The boys were black and the girl was white, and in the segregated rural South of the 1950s, that spelled trouble. Receiving a peck on the cheek from someone who didn’t share your racial heritage was such a violation of then-customary codes of conduct that the boys would pay a terrible price.

Sissy Marcus, the 6-year-old white girl, skipped to her home in Monroe, North Carolina, on that October day in 1958 and delightedly told her mother about kissing her little friend. Bernice Marcus became enraged. She “washed Sissy’s mouth out with lye, and called the police to report that a black boy had sexually assaulted her daughter,” according to Casting Her Own Shadow: Eleanor Roosevelt and the Shaping of Postwar Liberalism, by Allida M. Black. Armed men allegedly took to the streets to track down the boys themselves.

The two boys, then 9 and 7 years old, were arrested and held in jail for nearly a week without contact with their parents or legal counsel. Police beat them. James Hanover Thompson and David “Fuzzy” Simpson were accused of “molestation”; a juvenile judge declared them guilty and sentenced them to reform school until they reached age 21, according to the Washington Post. Thompson’s and Simpson’s mothers were fired from their jobs as domestics and “threatened,” according to a local newspaper. Thompson’s dog was killed. The Ku Klux Klan burned crosses outside the police station.

“The Kissing Case,” as it came to be known, attracted worldwide attention. People demonstrated in Paris, Rome, and Vienna. This was when the civil rights movement was gathering momentum, about two years before the famous lunch-counter sit-in in Greensboro, 100 miles to the north of Monroe. President Eisenhower and former first lady Eleanor Roosevelt, a vigorous champion of civil rights, protested the treatment of the boys and called for clemency.

Brenda Lee Graham, sister of James Thompson, remembered what it was like for her family for NPR’s StoryCorps project, which records conversations and archives them in the Library of Congress for future generations to hear.

“Mom was a nervous wreck.
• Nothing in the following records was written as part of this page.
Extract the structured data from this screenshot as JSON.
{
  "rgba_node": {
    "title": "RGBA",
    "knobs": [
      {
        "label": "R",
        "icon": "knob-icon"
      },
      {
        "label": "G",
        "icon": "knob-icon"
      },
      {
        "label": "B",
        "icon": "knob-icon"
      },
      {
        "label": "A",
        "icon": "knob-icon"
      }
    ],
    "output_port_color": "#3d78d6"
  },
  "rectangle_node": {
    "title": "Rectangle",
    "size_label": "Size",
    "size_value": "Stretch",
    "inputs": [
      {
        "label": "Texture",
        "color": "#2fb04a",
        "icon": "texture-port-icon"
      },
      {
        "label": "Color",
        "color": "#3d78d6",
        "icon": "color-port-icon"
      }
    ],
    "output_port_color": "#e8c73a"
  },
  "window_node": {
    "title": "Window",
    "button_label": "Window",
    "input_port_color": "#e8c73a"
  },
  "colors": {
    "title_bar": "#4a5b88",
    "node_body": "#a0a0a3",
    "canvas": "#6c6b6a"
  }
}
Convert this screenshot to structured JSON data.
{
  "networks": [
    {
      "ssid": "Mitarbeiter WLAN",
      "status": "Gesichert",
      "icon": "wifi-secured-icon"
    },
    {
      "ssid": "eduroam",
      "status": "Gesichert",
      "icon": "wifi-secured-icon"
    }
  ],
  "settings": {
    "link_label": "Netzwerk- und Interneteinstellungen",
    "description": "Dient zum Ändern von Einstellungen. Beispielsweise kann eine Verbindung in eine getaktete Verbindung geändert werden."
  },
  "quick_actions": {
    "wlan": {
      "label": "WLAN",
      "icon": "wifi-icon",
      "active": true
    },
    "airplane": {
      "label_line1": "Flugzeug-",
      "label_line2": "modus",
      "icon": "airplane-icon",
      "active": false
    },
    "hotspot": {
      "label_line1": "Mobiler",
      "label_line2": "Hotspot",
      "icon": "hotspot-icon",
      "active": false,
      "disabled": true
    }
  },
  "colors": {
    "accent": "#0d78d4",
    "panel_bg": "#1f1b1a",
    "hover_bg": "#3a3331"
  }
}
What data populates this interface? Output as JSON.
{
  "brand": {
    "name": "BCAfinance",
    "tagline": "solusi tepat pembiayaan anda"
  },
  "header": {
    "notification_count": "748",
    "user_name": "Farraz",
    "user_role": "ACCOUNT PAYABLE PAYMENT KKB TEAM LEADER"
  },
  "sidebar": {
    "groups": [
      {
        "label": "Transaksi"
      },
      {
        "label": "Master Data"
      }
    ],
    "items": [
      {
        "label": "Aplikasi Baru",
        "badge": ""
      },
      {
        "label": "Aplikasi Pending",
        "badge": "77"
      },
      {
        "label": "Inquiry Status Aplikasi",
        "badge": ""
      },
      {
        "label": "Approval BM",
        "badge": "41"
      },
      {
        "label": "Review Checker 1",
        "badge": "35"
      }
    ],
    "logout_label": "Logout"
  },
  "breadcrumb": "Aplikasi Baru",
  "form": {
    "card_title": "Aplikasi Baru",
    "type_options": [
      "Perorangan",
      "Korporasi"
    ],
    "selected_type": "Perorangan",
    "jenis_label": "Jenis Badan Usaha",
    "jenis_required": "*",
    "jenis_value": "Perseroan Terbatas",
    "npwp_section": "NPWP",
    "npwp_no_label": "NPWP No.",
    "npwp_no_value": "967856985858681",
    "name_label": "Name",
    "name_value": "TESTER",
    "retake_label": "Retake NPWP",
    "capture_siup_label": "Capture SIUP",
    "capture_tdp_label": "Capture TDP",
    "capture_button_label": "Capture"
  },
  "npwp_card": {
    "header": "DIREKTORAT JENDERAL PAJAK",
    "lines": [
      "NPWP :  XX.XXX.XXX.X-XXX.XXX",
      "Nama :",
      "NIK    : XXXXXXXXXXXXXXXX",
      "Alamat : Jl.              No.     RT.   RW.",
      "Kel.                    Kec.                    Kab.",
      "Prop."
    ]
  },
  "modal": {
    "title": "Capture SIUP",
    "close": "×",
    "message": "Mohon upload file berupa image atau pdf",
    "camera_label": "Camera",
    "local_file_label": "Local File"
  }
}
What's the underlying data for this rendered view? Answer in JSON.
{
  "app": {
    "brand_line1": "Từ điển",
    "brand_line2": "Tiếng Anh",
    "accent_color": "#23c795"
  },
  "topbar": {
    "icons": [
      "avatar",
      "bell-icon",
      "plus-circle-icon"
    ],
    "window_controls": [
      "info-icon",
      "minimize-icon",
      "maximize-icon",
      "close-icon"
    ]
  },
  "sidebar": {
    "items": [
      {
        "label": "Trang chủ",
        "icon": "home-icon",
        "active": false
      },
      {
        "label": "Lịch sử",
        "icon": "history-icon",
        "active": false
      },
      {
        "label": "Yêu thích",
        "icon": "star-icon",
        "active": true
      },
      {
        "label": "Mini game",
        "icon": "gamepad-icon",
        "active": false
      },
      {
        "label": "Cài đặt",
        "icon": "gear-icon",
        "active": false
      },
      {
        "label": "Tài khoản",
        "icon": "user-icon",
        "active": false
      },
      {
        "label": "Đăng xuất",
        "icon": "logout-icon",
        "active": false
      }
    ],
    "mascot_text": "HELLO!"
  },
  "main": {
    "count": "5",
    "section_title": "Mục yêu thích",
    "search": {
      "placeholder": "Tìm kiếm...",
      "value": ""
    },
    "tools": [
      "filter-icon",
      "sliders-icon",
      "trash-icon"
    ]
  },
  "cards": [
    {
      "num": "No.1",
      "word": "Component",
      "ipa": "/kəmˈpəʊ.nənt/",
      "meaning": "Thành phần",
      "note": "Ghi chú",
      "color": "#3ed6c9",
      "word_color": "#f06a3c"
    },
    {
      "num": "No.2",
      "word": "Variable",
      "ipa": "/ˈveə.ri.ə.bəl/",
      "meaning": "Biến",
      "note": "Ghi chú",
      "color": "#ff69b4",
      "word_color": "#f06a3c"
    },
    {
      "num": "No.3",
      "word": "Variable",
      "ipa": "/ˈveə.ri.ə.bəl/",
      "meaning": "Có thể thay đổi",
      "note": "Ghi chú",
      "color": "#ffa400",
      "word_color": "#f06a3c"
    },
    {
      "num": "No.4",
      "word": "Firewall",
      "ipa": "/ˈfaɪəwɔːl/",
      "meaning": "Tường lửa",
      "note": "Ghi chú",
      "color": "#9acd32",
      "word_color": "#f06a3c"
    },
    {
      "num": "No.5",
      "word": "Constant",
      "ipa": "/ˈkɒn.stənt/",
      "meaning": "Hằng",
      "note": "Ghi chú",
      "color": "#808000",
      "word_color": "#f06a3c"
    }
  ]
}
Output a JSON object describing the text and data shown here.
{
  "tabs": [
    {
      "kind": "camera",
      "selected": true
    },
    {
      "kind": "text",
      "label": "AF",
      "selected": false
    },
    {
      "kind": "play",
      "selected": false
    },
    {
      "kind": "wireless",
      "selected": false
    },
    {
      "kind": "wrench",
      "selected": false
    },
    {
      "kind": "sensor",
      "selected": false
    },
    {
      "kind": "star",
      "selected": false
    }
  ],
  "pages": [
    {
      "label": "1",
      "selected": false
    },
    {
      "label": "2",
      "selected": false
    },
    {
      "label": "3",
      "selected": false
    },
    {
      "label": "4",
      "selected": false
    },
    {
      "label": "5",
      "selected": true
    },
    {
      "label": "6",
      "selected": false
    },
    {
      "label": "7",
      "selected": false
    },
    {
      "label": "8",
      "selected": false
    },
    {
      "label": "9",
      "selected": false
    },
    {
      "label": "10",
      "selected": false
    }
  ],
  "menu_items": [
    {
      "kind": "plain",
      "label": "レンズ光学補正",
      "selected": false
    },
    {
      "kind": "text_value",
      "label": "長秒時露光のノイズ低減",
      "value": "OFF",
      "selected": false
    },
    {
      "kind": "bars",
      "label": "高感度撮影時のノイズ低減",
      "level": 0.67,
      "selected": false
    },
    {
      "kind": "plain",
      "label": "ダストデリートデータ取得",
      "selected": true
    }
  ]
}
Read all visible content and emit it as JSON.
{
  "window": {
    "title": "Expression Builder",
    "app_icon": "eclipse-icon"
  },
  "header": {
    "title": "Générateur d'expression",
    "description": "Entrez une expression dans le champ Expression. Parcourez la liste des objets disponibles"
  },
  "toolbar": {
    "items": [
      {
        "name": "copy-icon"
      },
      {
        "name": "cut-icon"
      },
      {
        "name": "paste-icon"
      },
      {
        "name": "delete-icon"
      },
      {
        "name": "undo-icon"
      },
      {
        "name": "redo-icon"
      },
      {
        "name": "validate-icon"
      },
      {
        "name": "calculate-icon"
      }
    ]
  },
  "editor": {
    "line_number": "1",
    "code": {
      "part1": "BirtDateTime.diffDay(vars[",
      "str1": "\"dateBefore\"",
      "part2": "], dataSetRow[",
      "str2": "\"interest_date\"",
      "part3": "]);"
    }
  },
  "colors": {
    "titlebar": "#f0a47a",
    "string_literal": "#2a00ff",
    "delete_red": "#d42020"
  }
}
She didn’t sleep,” Brenda told her little brother in their 2011 StoryCorps recording session. “She would be up walking the floors and praying.”

Brenda remembered men burning crosses in the family’s front yard, and her mother having to sweep the porch of bullets in the mornings.

Finally, after the boys had been detained for three months, North Carolina Governor Luther H. Hodges bowed to intense public pressure and allowed the boys to be released, though he insisted to the New York Times that they had been held “for their own protection.”

A commissioner for the North Carolina State Board of Correction and Training had been sent to visit the homes of the boys’ families—who since the incident had moved to Charlotte. Commissioner Blaine M. Madison determined that their family situation was now “such to justify release,” according to a February 14, 1959, New York Times report.

James and Fuzzy were allowed to go home to their families, but they were marked forever by those awful months. As a grownup, James would have trouble keeping a job and would land in jail for robbery. He lives to this day in North Carolina.

“It was like seeing somebody different, that you didn’t even know,” Brenda said in her StoryCorps recording, about her brother’s return home. “He never talked about what he went through there. But ever since then, his mind just hadn’t been the same.”

Related story from us:Claudette Colvin was the first person to resist bus segregation in Alabama

Or as James himself told StoryCorps: “I always sit around and I wonder, if this hadn’t happened to me, you know, what could I have turned out to be? Could I have been a doctor? Could I have went off to some college, or some great school? It just destroyed our life.”